Activity:
Only lines that contain the word "value" belong in the answer; copy them from the records below.

**** Task input ****

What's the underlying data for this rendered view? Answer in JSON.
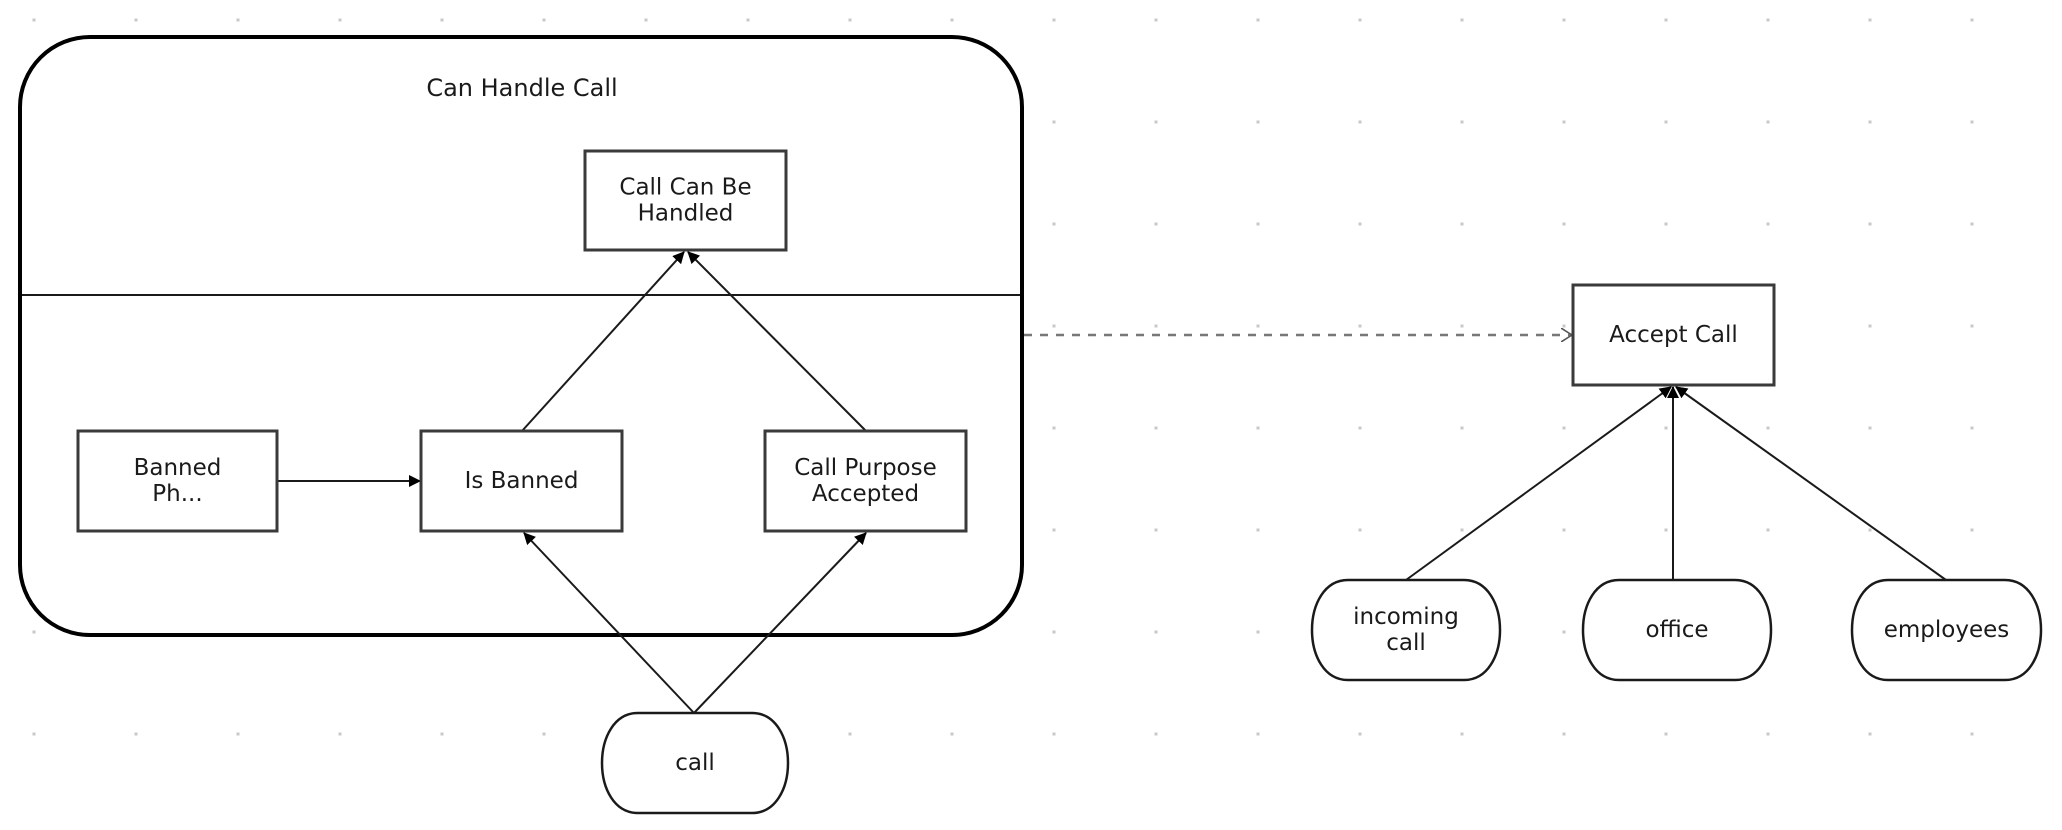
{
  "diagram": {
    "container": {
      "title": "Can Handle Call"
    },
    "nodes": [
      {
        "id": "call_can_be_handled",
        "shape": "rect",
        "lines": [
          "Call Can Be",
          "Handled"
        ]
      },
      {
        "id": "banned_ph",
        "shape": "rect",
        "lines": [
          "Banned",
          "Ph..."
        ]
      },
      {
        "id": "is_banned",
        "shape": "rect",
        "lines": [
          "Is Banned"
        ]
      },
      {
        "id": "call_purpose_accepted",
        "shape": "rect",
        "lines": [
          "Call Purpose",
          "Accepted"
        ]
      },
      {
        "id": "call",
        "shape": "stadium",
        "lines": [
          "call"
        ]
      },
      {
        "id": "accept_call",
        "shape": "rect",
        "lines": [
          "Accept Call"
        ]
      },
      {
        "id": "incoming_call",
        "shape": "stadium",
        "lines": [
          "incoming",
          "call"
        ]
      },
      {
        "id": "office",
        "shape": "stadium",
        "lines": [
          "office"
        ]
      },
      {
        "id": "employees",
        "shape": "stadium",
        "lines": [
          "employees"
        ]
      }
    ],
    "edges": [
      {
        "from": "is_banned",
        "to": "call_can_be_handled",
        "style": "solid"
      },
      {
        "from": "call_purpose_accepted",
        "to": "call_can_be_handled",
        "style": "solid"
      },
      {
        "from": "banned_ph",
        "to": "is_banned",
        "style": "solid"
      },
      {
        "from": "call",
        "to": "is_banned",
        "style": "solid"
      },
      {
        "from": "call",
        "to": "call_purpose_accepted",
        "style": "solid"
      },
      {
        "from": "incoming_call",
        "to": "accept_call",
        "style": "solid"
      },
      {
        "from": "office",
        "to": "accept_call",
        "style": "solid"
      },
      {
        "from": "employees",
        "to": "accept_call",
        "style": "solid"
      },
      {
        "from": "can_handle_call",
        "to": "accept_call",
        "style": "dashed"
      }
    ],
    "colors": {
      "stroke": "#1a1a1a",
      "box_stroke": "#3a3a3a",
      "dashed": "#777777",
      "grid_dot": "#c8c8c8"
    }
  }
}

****
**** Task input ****

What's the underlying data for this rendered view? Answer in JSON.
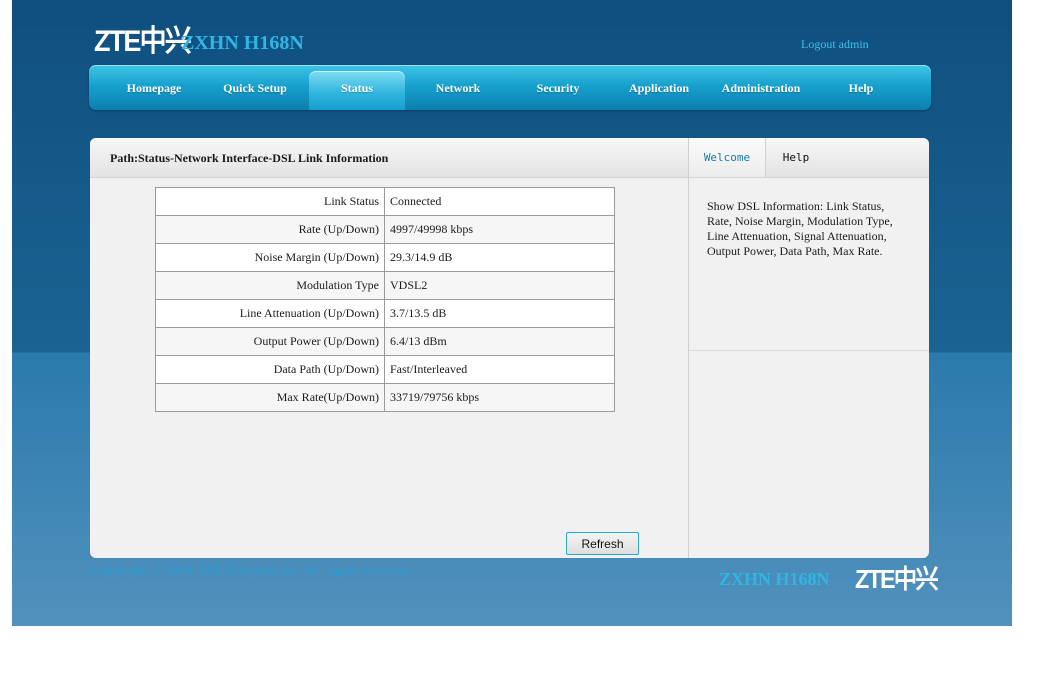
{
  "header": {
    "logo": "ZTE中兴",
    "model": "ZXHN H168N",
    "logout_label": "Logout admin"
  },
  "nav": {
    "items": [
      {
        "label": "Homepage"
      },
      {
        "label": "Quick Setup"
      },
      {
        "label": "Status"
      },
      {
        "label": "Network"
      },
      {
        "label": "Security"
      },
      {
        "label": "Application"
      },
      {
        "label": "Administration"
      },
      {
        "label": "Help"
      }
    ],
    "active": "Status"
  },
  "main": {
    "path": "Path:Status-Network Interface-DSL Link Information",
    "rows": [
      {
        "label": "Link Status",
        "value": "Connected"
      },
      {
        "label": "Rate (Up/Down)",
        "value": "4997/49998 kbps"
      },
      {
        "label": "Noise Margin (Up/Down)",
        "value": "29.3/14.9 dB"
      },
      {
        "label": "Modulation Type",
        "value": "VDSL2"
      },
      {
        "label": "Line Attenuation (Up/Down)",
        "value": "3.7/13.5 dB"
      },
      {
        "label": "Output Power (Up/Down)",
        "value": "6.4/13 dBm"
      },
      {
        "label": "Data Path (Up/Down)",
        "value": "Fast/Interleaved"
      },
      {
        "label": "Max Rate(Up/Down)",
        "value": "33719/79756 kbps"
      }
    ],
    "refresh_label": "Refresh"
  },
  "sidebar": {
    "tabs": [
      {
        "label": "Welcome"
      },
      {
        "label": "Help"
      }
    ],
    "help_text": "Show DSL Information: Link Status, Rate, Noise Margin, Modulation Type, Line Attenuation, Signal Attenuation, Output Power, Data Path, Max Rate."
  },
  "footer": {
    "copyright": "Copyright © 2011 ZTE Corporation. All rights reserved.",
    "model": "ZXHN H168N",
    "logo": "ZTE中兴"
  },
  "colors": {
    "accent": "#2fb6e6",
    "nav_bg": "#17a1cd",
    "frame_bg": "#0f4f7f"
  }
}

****

Task output:
        "value": "Connected"
        "value": "4997/49998 kbps"
        "value": "29.3/14.9 dB"
        "value": "VDSL2"
        "value": "3.7/13.5 dB"
        "value": "6.4/13 dBm"
        "value": "Fast/Interleaved"
        "value": "33719/79756 kbps"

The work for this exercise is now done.